What do we mean when we say “Art is Knowledge”?

Date: 8 June 2018
Time: 3:00pm
Location: SymbioticA
Speaker: Dr Boris Oicherman, Weisman Art Museum, University of Minnesota

Just as we should view art not as an accumulation of so-called art objects, but as a way of approaching knowledge, we should also view knowledge not as an accumulation of data, but as a flexible mechanism for reorganizing reality.
Luis Camnitzer, An Artist, a Leader, and a Dean Were on a Boat…

During three days in May 1970 an unusual event took place in Venice, CA. Robert Irwin, an artist known at the time as a minimalist painter, hosted a NASA-commissioned scientific symposium in his studio: The First National Symposium on Habitability of Environments.

The motivation for the symposium was set by changing needs in the space program at the end of the Moon landing era and the acute question it brought about: what would it take to construct an inhabitable environment for humans in outer space? Irwin, then an artist in residence with the NASA subcontractor Garrett Corporation, found scientists’ approach to this problem to be overly technocratic and lacking the perspective of the very human who would inhabit new environments. He believed that art, as a discipline dedicated to subjective experiences, was in the position to restore that perspective. Together with his collaborator, NASA program psychologist Edward Wortz, Irwin decided to turn a scientific symposium into an artwork crafted for a single purpose: to challenge NASA’s approach to habitability.

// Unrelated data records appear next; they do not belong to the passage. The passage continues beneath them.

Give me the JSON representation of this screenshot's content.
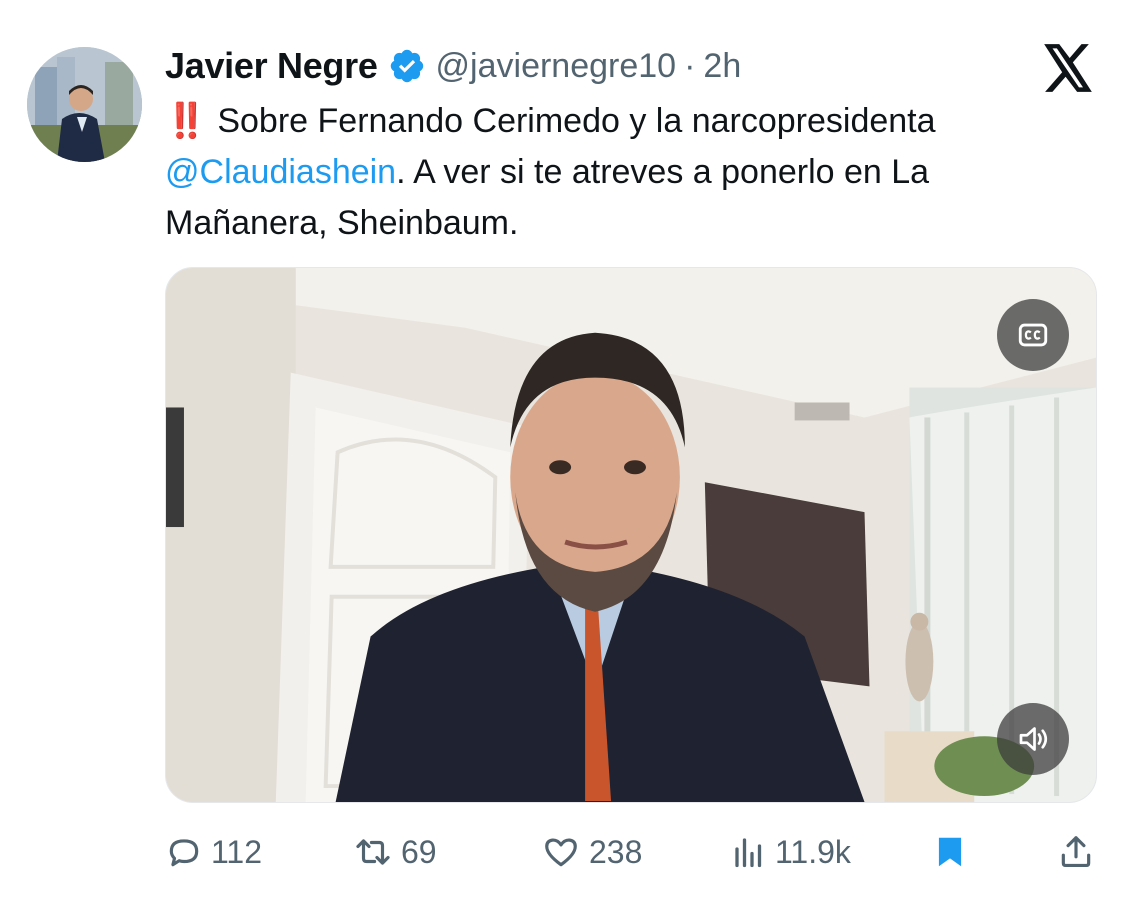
{
  "author": {
    "name": "Javier Negre",
    "handle": "@javiernegre10",
    "separator": "·",
    "time": "2h",
    "verified_icon": "verified-badge-icon",
    "verified_color": "#1d9bf0"
  },
  "platform": {
    "logo": "x-logo-icon"
  },
  "tweet": {
    "emoji": "‼️",
    "line1": "Sobre Fernando Cerimedo y la narcopresidenta",
    "mention": "@Claudiashein",
    "rest": ".  A ver si te atreves a ponerlo en La Mañanera, Sheinbaum."
  },
  "media": {
    "type": "video",
    "captions_icon": "cc-icon",
    "volume_icon": "volume-icon"
  },
  "actions": {
    "replies": "112",
    "retweets": "69",
    "likes": "238",
    "views": "11.9k",
    "reply_icon": "reply-icon",
    "retweet_icon": "retweet-icon",
    "like_icon": "heart-icon",
    "views_icon": "views-icon",
    "bookmark_icon": "bookmark-icon",
    "share_icon": "share-icon",
    "bookmark_color": "#1d9bf0"
  },
  "colors": {
    "text": "#0f1419",
    "secondary": "#536471",
    "accent": "#1d9bf0",
    "emoji_red": "#e0245e"
  }
}
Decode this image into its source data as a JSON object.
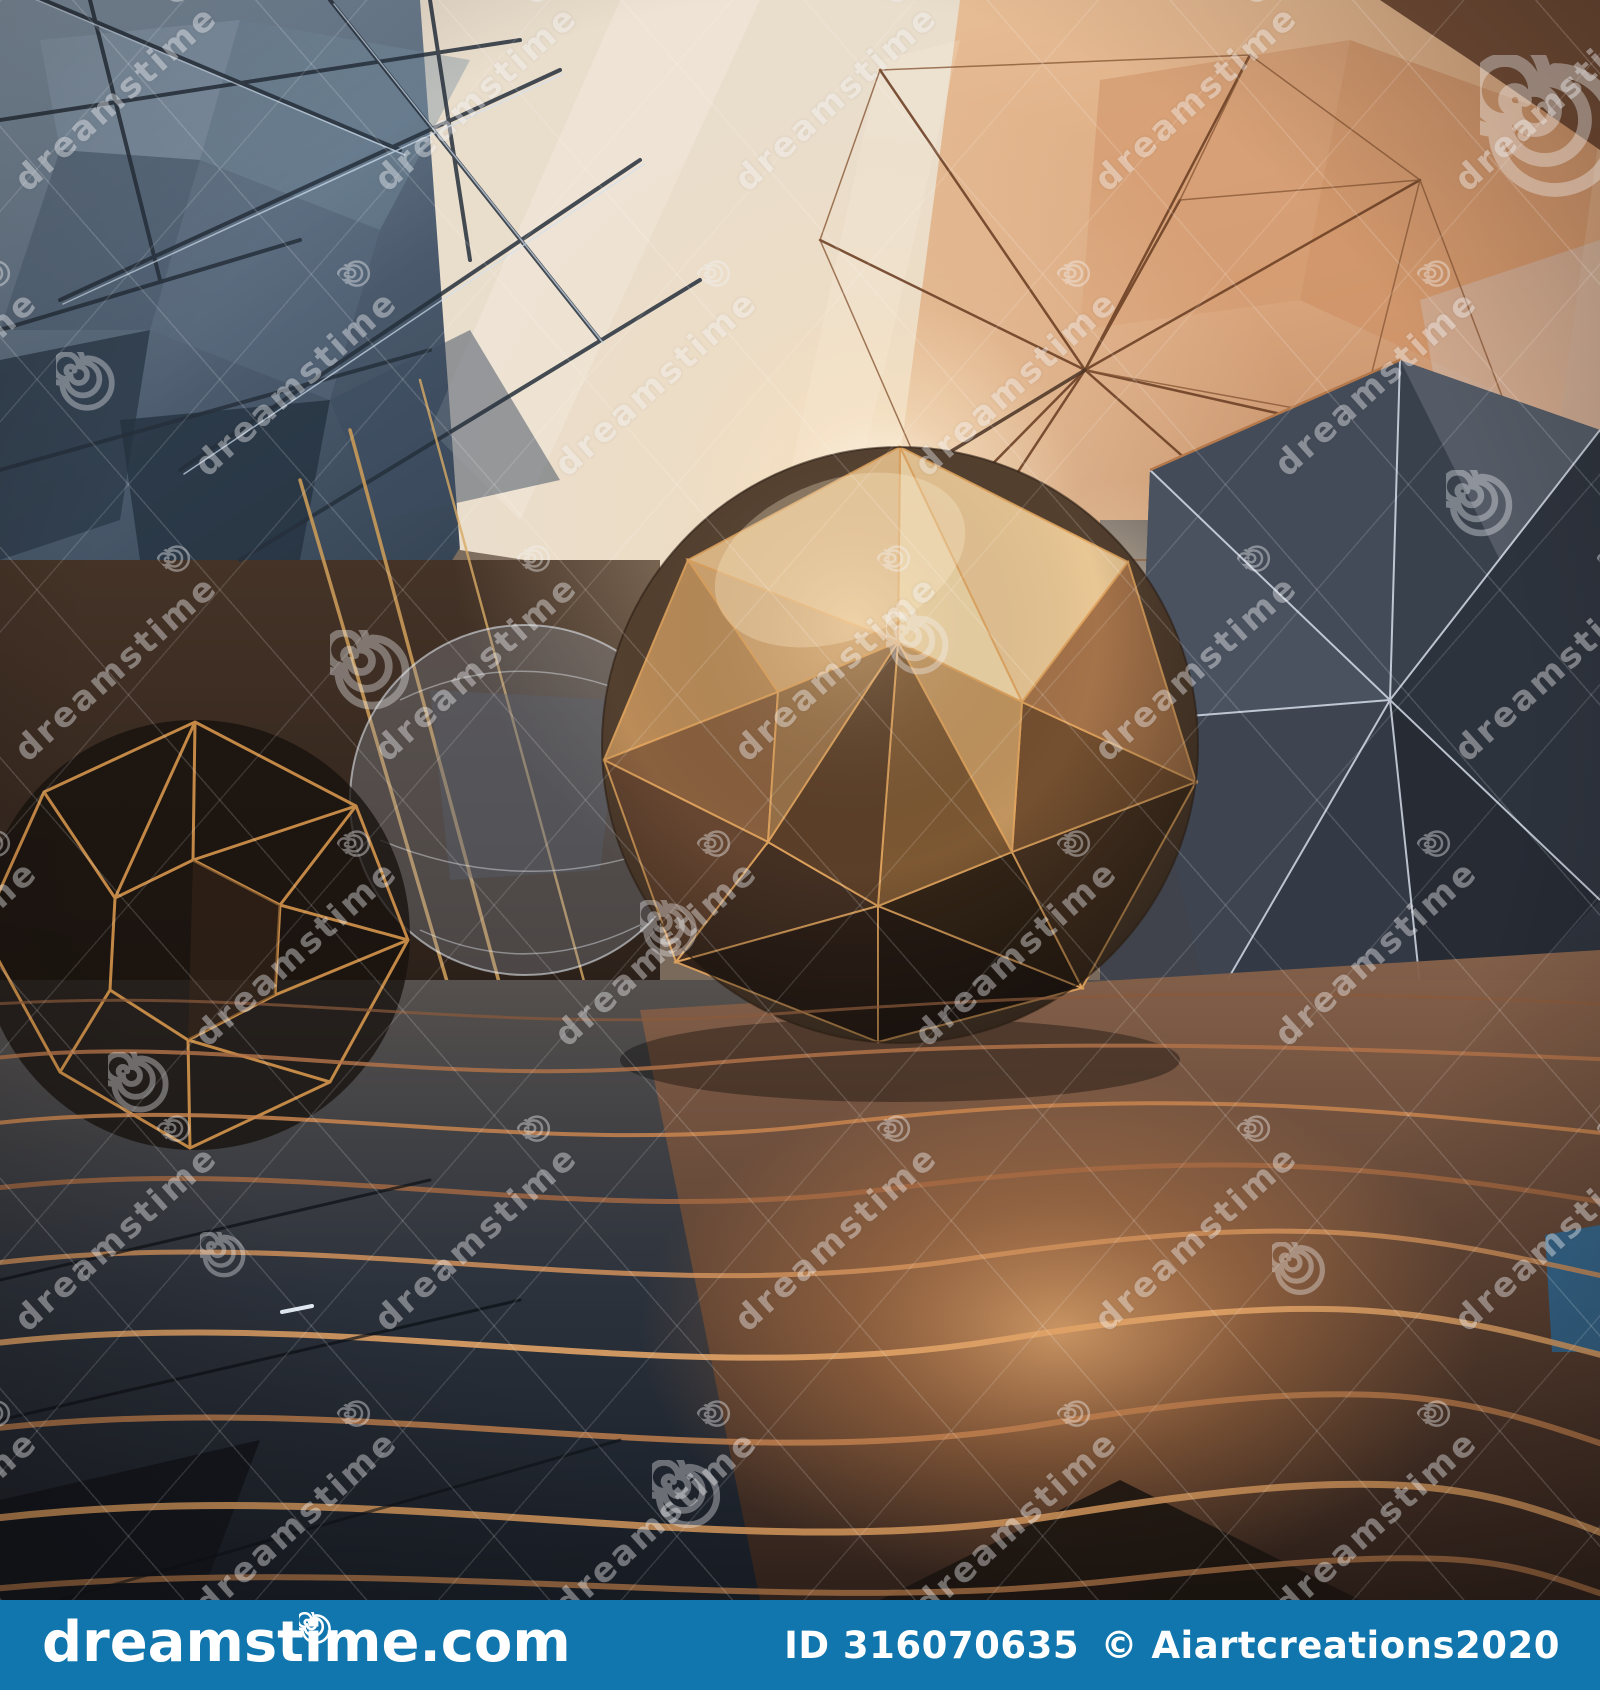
{
  "page": {
    "type": "stock-photo-preview"
  },
  "watermark": {
    "text": "dreamstime",
    "spiral_icon": "spiral-icon",
    "tile_color": "#f4f4f6"
  },
  "footer": {
    "logo": "dreamstime.com",
    "image_id": "ID 316070635",
    "credit": "© Aiartcreations2020",
    "bar_color": "#1076ad",
    "text_color": "#ffffff"
  },
  "palette": {
    "sky_glass_blue": "#6d8093",
    "glass_dark": "#2c3a49",
    "bright_glow": "#f7efe3",
    "canopy_peach": "#dfae84",
    "sphere_gold": "#d9a26a",
    "sphere_dark": "#3a2b21",
    "wire_gold": "#c98d4d",
    "floor_slate": "#2a303b",
    "floor_brown": "#7a5139",
    "crack_gold": "#d89a5e",
    "blue_patch": "#2e6f9e"
  }
}
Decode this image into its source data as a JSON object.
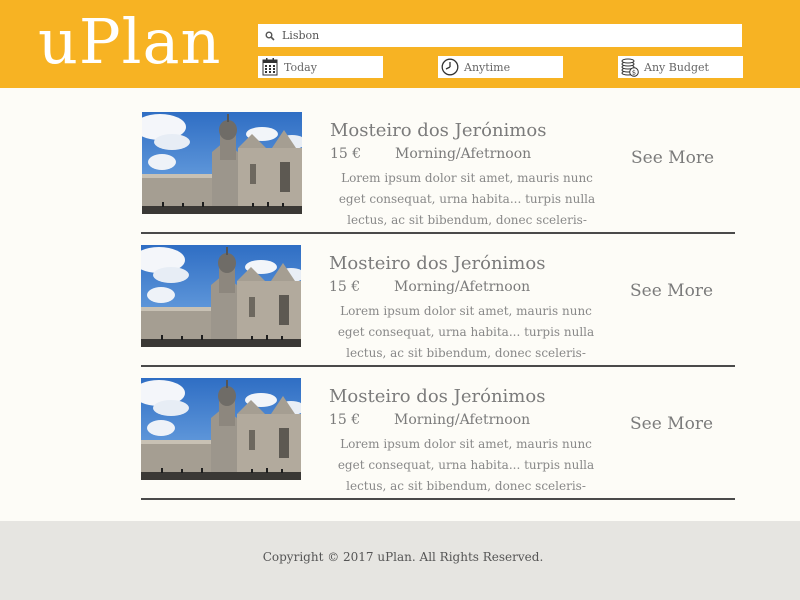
{
  "header": {
    "logo": "uPlan",
    "search": {
      "value": "Lisbon",
      "icon": "search-icon"
    },
    "filters": [
      {
        "label": "Today",
        "icon": "calendar-icon"
      },
      {
        "label": "Anytime",
        "icon": "clock-icon"
      },
      {
        "label": "Any Budget",
        "icon": "coins-icon"
      }
    ]
  },
  "results": [
    {
      "title": "Mosteiro dos Jerónimos",
      "price": "15 €",
      "period": "Morning/Afetrnoon",
      "description": "Lorem ipsum dolor sit amet, mauris nunc eget consequat, urna habita... turpis nulla lectus, ac sit bibendum, donec sceleris-",
      "action": "See More"
    },
    {
      "title": "Mosteiro dos Jerónimos",
      "price": "15 €",
      "period": "Morning/Afetrnoon",
      "description": "Lorem ipsum dolor sit amet, mauris nunc eget consequat, urna habita... turpis nulla lectus, ac sit bibendum, donec sceleris-",
      "action": "See More"
    },
    {
      "title": "Mosteiro dos Jerónimos",
      "price": "15 €",
      "period": "Morning/Afetrnoon",
      "description": "Lorem ipsum dolor sit amet, mauris nunc eget consequat, urna habita... turpis nulla lectus, ac sit bibendum, donec sceleris-",
      "action": "See More"
    }
  ],
  "footer": {
    "copyright": "Copyright © 2017 uPlan. All Rights Reserved."
  },
  "colors": {
    "brand": "#f7b323",
    "background": "#fdfcf7",
    "footer": "#e6e5e1",
    "text": "#7b7b7b"
  }
}
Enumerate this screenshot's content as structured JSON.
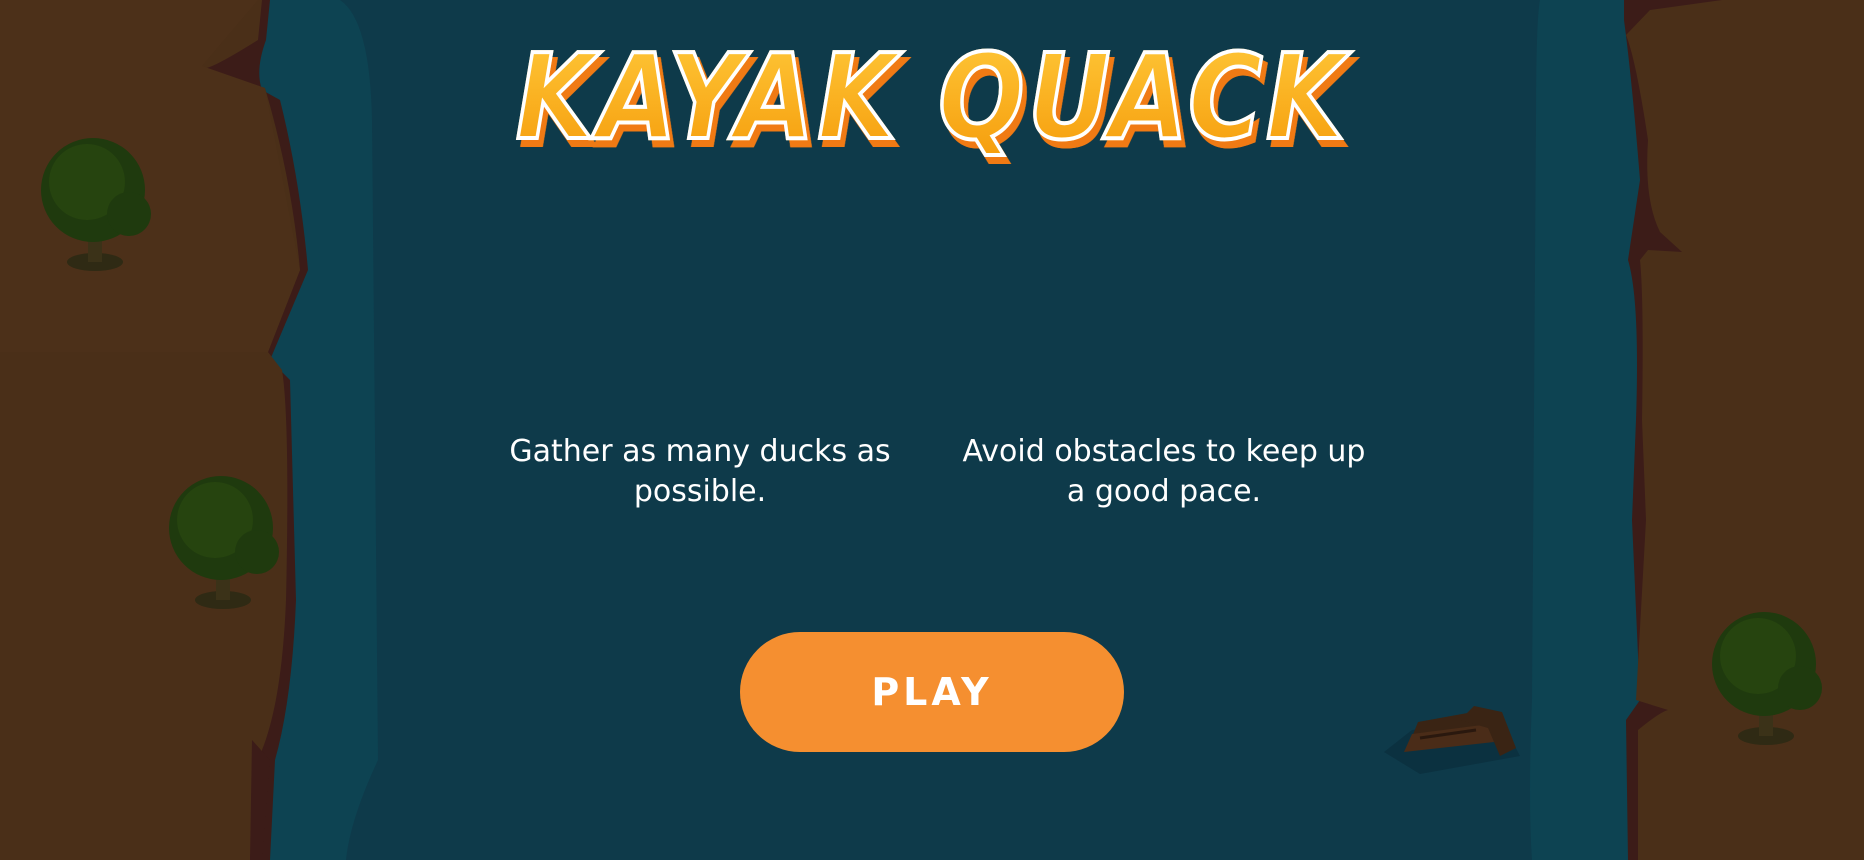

Frequently mentioned and routinely underexamined, The Symposium on Habitability provides an utterly unique case study for development of artistic agency. A radical hands-on attempt of an artist at challenging the dominant research discourse in the science of space travel, the significance of Irwin’s act is in proposing a new model of creative practice where the artist functions as a meta-scholar, temporarily attaching one’s art to other disciplines to create new insights. But what systems in arts support such a model of practice? More specifically, what are—or rather what should be—the institutional implications of this practice on art museums? Even more specifically: what operational, curatorial and financial practices should be in place in a university art museum that is interested in supporting artists in engaging head-first with social and academic discourses far removed from the arts?

Dr Boris Oicherman is the Cindy and Jay Ihlenfeld Curator for Creative Collaboration, Weisman Art Museum, University of Minnesota.